[[ Exercise material open ]]
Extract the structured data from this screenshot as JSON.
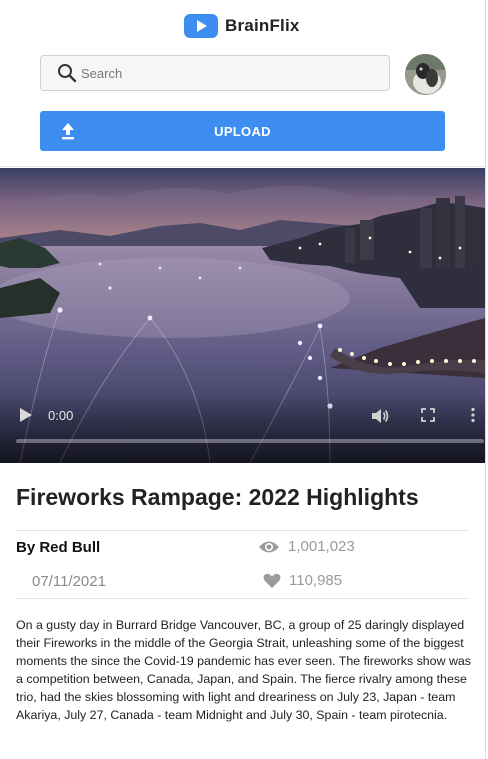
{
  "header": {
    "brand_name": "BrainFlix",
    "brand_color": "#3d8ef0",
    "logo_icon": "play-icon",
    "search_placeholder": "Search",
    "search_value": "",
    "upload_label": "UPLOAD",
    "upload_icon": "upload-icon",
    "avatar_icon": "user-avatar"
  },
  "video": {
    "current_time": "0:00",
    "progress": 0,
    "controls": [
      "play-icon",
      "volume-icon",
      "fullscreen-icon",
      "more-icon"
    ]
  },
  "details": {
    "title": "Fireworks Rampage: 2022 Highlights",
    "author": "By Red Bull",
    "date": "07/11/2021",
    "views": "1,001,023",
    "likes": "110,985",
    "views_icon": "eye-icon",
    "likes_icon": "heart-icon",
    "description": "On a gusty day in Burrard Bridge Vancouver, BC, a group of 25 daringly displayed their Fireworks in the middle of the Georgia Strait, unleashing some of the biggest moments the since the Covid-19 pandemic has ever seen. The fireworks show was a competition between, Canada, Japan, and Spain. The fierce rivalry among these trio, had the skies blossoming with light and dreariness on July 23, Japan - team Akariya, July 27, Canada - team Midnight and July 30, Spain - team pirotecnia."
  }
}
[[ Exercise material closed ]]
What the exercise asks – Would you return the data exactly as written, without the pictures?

Solution to this exercise –
Extract the structured data from this screenshot as JSON.
{
  "header": {
    "brand_name": "BrainFlix",
    "brand_color": "#3d8ef0",
    "logo_icon": "play-icon",
    "search_placeholder": "Search",
    "search_value": "",
    "upload_label": "UPLOAD",
    "upload_icon": "upload-icon",
    "avatar_icon": "user-avatar"
  },
  "video": {
    "current_time": "0:00",
    "progress": 0,
    "controls": [
      "play-icon",
      "volume-icon",
      "fullscreen-icon",
      "more-icon"
    ]
  },
  "details": {
    "title": "Fireworks Rampage: 2022 Highlights",
    "author": "By Red Bull",
    "date": "07/11/2021",
    "views": "1,001,023",
    "likes": "110,985",
    "views_icon": "eye-icon",
    "likes_icon": "heart-icon",
    "description": "On a gusty day in Burrard Bridge Vancouver, BC, a group of 25 daringly displayed their Fireworks in the middle of the Georgia Strait, unleashing some of the biggest moments the since the Covid-19 pandemic has ever seen. The fireworks show was a competition between, Canada, Japan, and Spain. The fierce rivalry among these trio, had the skies blossoming with light and dreariness on July 23, Japan - team Akariya, July 27, Canada - team Midnight and July 30, Spain - team pirotecnia."
  }
}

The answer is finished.